digital.security and YesWeHack are glad to be part of the 3 winners of the tender for Free and Open Source Software Audit (FOSSA OSS-BB). FOSSA OSS-BB’s main goal is to help improve the overall security of the Internet by focusing on free and open source tools used by Citizens and Public entities of European Union.
For this edition of FIC 2019, YesWeHack is organizing, for the first time in the history of FIC, a special event dedicated to Bug Bounty.
The International Cybersecurity Forum: the European reference event bringing together all stakeholders in digital trust will take place on 22 and 23 January.
This unprecedented bug bounty campaign will take place in an original space reserved for dozens of security researchers so that they can operate over several scopes, and where applicable, earn rewards according to the criticality of the reported vulnerabilities.
For this Premiere, the scopes are submitted by NGOs and CivicTech projects wishing to harden their systems and thus better protect their information assets and their reputation.
YesWeHack has chosen this year to help NGOs and Civictech as a priority, because many European citizens use tools developed by this sector to contribute to the common good, democracy, associative and charitable projects.
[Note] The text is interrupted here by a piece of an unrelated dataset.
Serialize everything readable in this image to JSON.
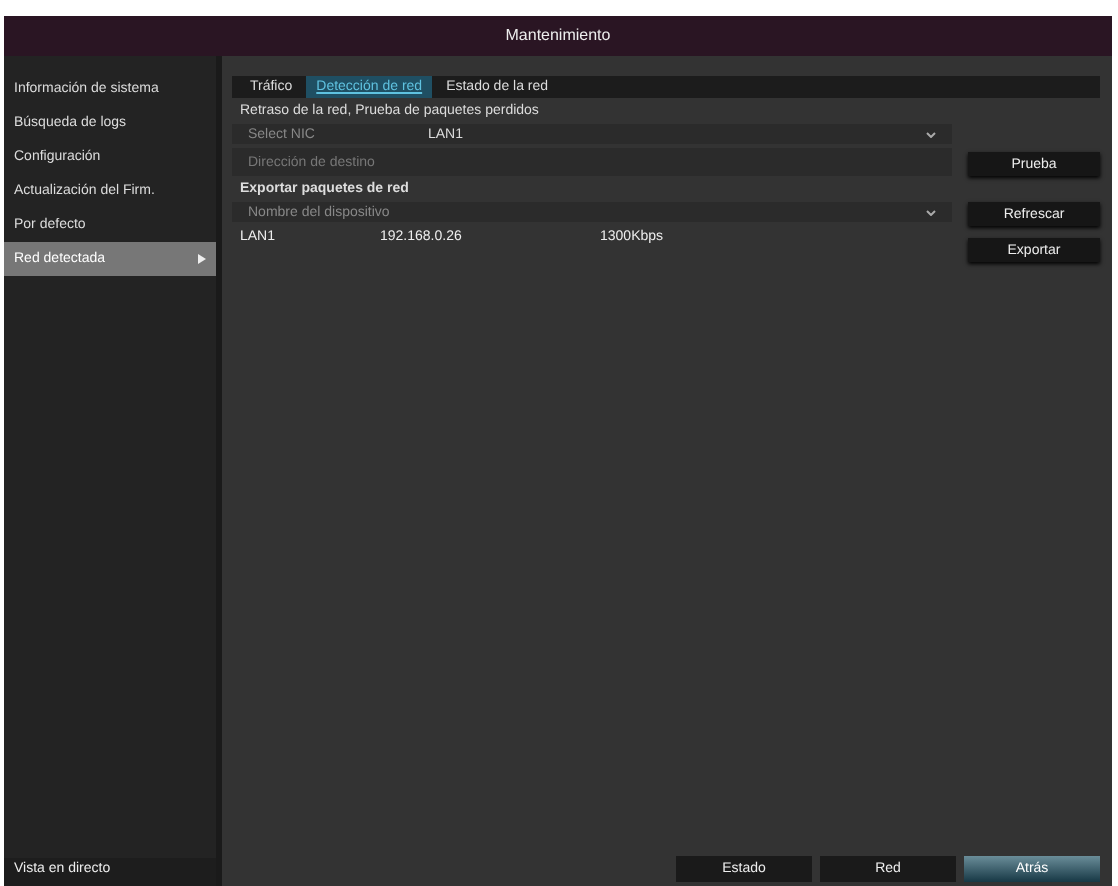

“For all actors, customers, developers and researchers, this Bug Bounty campaign within the 2019 FIC is a great and useful opportunity to exchange and confront the reality of threats in order to significantly increase the level of security and privacy by design”Guillaume Vassault-Houlière – CEO @YESWEHACK
The Bug Bounty’s area will welcome bug hunters who will cooperate with “program managers” from the selected projects with the support of Romain Lecoeuvre, the CTO of the YesWeHack team.
The rewards will be of two types: a total prize pool of several thousand euros is planned to reward the best researchers and goodies collectors will delight some players.
As OVH bug bounty manager from March 2016 to March 2018, Vincent Malguy, through this interview, delivers his return of experience to share some tips with people who wonder how to set up and manage a program.
In the early 2010’s, many companies in the IT sector like Facebook or Google started to launch bug bounty programs and within OVH this appeared as an obvious need. However, it took time to frame the project and to meet all the operational conditions to take the leap.
In 2015, when I was recruited by OVH, it was time to put in place all the bricks to calmly launch a bug bounty.
Back in the day, we identified two issues: the issue of vulnerability export and the legal complexity when paying rewards.
Of course, we evaluated the possibility of launching it without external help but we quickly gave up the idea because it is not our core business.
In any case since the beginning, it has been clear in our minds that a real bug bounty program is, in the long run, a program open to a wide audience.
In January 2016, we met with Korben and Freeman. They presented YesWeWack’s roadmap to launch the first European bug bounty platform.
The timing was perfect and we decided together to launch OVH’s public program on the occasion of “la Nuit du Hack” in June 2016.
In this exercise we have the support of the management and technical teams.
Based on that internal mobilization, we started to carry out an additional audit on the initial scope in order to ensure its maturity. We then worked with the communications, legal and accounting teams. Once these prerequisites were gathered and validated, with YesWeHack, we started with a 1 month private window.
Photo Courtesy of Douwe De Boer
What is your background ?
I am a web developer, security researcher, and a computer science student at the ETH Zürich. In my spare time, I like to contribute to open-source projects, hunt for security vulnerabilities, and triage reports. For a long time, one of my biggest goals has been to learn something new as often as possible and get to know people who share a similar passion for what they do.
How long have you been bug hunting and what are you driven by ?
I have been bug bounty hunting for roughly one and a half years, but I have been interested in security for quite a while. Curiosity and learning something new are what drive me the most. I find myself constantly wanting to try something new and learn as much about the topic as possible.
Can you explain the genesis of security.txt ?
YesWeHack is definitely a group of passionate people who all have become professionals. As passionate people, we do have principles and it is precisely these principles that keep us on the right path of our social, economic and financial development.
For some of you, you’ve been noticing that we are operating in a competitive world without forgetting our fundamentals.
We are willing to defend the common goods mainly the Internet neutrality, Press Freedom, Open Source (software & hardware).
To us, those 3 pillars – amongst others – are strong allies for Civil Society and especially for NGOs to defend and promote Human Rights.
This is the reason why we do care about helping NGOs and non-profit organizations who share the same principles.
Cooperation is good for all of us !
In 2017, our community of security researchers participated in 3 bug bounty programs powered by our Bounty Factory :
In june 2017, the first program was launched by OCCRP and it exposed one tool of the organization : VIS.OCCRP.org
As a matter of fact, OCCRP is involved in the original Panama Papers, Paradise Papers amongst many other projects.